Many of these are awarded post-partum, where these men went above and beyond the call of duty, sacrificing their life to do so. In fact, since World War II, only about 40% of the Medal of Honor recipients received the honor alive.
And of the thousands of recipients, only one has ever been a woman, which was during the Civil War, when she worked as the first female U.S. Army surgeon. However, in 1917, when Congress changed the standards for the Medal of Honor to only include active combat with the enemy, Mary Edwards Walker’s Medal of Honor, along with 910 others, was rescinded.
Currently, there are only 107 living Medal of Honor recipients. But what of the thousands of soldiers that never received this honor, despite giving their all to protect our freedom? Interestingly, when interviewed, most Medal of Honor recipients have stated that it was just as much for his fellow soldiers as it was for him. Navy corpsman Don Ballard, who received the Medal of Honor for his heroic actions in Vietnam has said, “It’s harder to wear the medal than to earn it.”
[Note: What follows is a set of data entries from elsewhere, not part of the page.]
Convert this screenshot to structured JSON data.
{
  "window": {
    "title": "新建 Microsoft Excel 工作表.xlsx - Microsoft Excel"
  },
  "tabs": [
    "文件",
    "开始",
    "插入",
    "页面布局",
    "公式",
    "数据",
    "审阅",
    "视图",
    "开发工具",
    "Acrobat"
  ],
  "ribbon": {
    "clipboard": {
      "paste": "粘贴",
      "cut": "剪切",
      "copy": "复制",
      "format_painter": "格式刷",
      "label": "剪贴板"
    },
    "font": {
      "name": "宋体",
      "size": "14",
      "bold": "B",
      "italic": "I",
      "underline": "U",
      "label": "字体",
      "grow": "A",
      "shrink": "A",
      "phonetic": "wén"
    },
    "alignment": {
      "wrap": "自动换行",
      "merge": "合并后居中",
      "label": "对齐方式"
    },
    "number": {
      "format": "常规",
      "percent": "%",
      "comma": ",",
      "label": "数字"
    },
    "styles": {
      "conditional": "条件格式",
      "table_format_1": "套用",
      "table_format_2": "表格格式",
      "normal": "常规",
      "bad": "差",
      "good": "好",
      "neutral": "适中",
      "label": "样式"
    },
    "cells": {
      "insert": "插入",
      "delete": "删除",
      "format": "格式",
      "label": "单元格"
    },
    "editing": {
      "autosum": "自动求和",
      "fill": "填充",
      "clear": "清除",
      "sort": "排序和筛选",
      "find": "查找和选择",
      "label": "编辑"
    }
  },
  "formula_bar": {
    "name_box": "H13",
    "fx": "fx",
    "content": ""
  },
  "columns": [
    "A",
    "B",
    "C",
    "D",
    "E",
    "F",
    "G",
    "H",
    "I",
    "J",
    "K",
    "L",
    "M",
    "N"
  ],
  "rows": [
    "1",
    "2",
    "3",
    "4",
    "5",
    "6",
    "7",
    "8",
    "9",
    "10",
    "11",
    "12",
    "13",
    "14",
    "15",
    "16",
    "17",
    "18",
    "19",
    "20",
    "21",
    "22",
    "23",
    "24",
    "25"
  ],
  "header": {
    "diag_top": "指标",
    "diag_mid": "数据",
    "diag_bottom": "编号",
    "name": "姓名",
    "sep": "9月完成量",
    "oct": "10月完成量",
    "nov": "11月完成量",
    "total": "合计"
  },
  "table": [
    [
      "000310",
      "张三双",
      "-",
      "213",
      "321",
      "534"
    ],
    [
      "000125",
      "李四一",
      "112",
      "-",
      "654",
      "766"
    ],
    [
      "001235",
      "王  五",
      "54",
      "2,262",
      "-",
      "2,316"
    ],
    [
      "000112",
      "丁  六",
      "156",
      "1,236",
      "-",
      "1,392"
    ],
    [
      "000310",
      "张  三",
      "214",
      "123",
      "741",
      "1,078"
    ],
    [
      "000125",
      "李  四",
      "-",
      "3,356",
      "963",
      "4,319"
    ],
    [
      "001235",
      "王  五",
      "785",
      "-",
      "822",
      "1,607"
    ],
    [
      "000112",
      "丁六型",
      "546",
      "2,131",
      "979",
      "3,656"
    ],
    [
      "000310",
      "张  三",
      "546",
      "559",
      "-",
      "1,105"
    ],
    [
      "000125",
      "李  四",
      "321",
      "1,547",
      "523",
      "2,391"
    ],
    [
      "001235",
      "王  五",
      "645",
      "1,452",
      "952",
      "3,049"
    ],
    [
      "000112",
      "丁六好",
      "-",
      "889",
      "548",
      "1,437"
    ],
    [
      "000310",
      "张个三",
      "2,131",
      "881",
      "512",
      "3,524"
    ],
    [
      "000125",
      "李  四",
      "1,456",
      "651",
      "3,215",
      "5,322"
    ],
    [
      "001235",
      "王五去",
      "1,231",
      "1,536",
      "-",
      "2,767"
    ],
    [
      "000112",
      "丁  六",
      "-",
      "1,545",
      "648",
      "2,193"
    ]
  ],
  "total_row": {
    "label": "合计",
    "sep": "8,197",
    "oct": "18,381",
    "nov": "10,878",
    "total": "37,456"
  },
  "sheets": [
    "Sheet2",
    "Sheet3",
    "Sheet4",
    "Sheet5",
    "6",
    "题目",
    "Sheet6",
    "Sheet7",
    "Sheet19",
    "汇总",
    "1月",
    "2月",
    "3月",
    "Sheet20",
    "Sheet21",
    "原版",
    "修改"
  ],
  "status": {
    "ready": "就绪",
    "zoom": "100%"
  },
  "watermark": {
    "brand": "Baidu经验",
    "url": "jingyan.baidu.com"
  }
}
Soldiers don’t become soldiers for the glory. They don’t do it for the medals and the recognition. As Douglas McArthur once said, “Duty, Honor, Country. Those three hallowed words reverently dictate what you ought to be, what you can be, what you will be.”
So where am I going with this? If you read my first installment of “The ROTC Rookie,” you will remember my stories of physical training (PT) and my desire to prove something to myself. But something clicked this week for me. I’m not in this to prove anything to anyone. I’m in this to serve my country, a country I love more than anything. I’m in this to protect what so many in this world are denied. Something in my brain made sense of my whole situation. It was a few days after I made my Medal of Honor presentation for class.
For me, it comes down to the Seven Army Values: Loyalty, Duty, Respect, Selfless Service, Honor, Integrity and Personal Courage. Every single soldier that received a Medal of Honor was living these values. When asked by Colonel Rempfer which of the Seven Army Values I held in highest regard, I responded, “Respect. If you don’t have respect for your fellow Americans, respect for the flag, or respect for your nation, it’s easy to forget what holding up freedom means.”
I now know 100% that I want to join the military. Before, I was wavering and was still testing the waters with ROTC to see if it was the right fit for me. But now I know. I know that of the 319 million people in the United States, I am going to be one of the one million American soldiers protecting this country’s freedom.
Now all I need to do is get my PT score up. Which, in the grand scheme, is just one river to cross. Because on the other side is where I belong.